**WORK INSTRUCTION**
Where an entry contains an image, leave the image out; restate everything else exactly.

---------- PROVIDED RECORDS

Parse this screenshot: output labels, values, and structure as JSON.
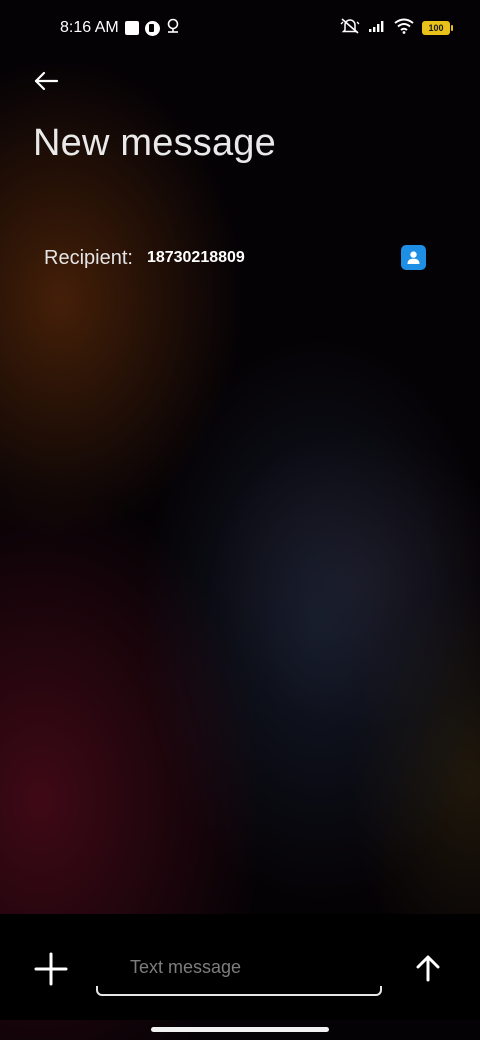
{
  "status_bar": {
    "time": "8:16 AM",
    "battery_level": "100",
    "icons": [
      "square-notification-icon",
      "app-notification-icon",
      "location-icon",
      "mute-icon",
      "signal-icon",
      "wifi-icon",
      "battery-icon"
    ]
  },
  "header": {
    "back_icon": "arrow-left-icon",
    "title": "New message"
  },
  "recipient": {
    "label": "Recipient:",
    "value": "18730218809",
    "contact_icon": "contact-picker-icon"
  },
  "compose": {
    "attach_icon": "plus-icon",
    "placeholder": "Text message",
    "value": "",
    "send_icon": "arrow-up-icon"
  },
  "colors": {
    "accent_blue": "#1f8fe6",
    "battery_yellow": "#e8c21b",
    "placeholder_gray": "#7d7d7d"
  }
}
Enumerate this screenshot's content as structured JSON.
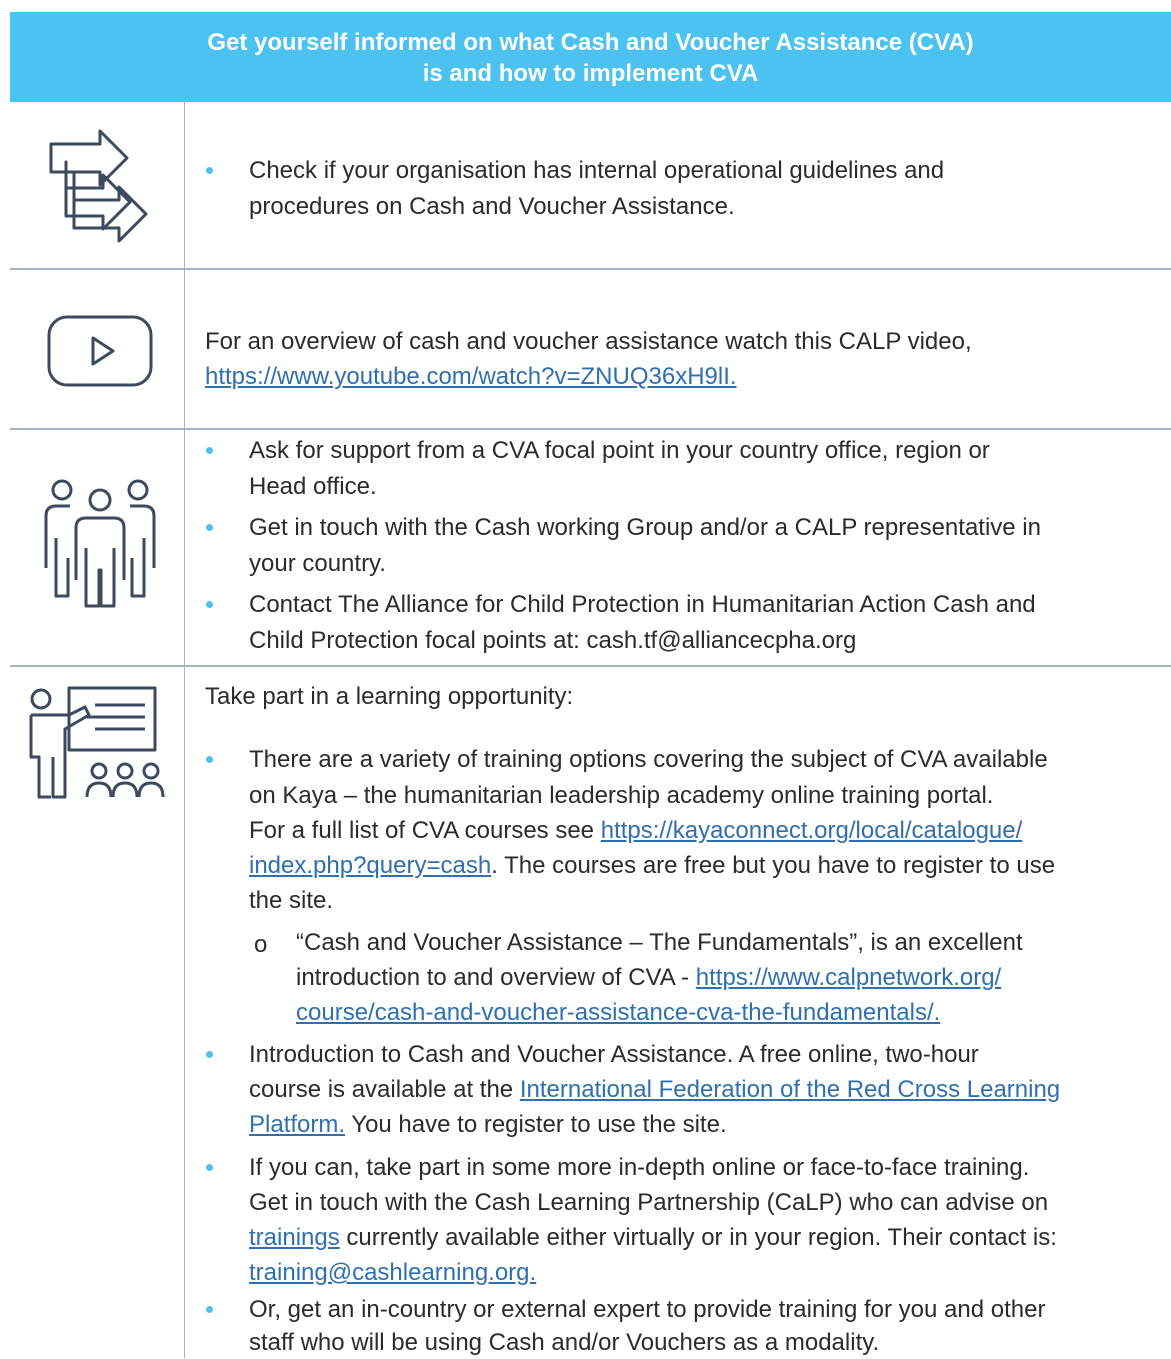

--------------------

**FINISHED TASK**
Parse this screenshot: output labels, values, and structure as JSON.
{
  "status_bar": {
    "time": "8:16 AM",
    "battery_level": "100",
    "icons": [
      "square-notification-icon",
      "app-notification-icon",
      "location-icon",
      "mute-icon",
      "signal-icon",
      "wifi-icon",
      "battery-icon"
    ]
  },
  "header": {
    "back_icon": "arrow-left-icon",
    "title": "New message"
  },
  "recipient": {
    "label": "Recipient:",
    "value": "18730218809",
    "contact_icon": "contact-picker-icon"
  },
  "compose": {
    "attach_icon": "plus-icon",
    "placeholder": "Text message",
    "value": "",
    "send_icon": "arrow-up-icon"
  },
  "colors": {
    "accent_blue": "#1f8fe6",
    "battery_yellow": "#e8c21b",
    "placeholder_gray": "#7d7d7d"
  }
}
Enumerate this screenshot's content as structured JSON.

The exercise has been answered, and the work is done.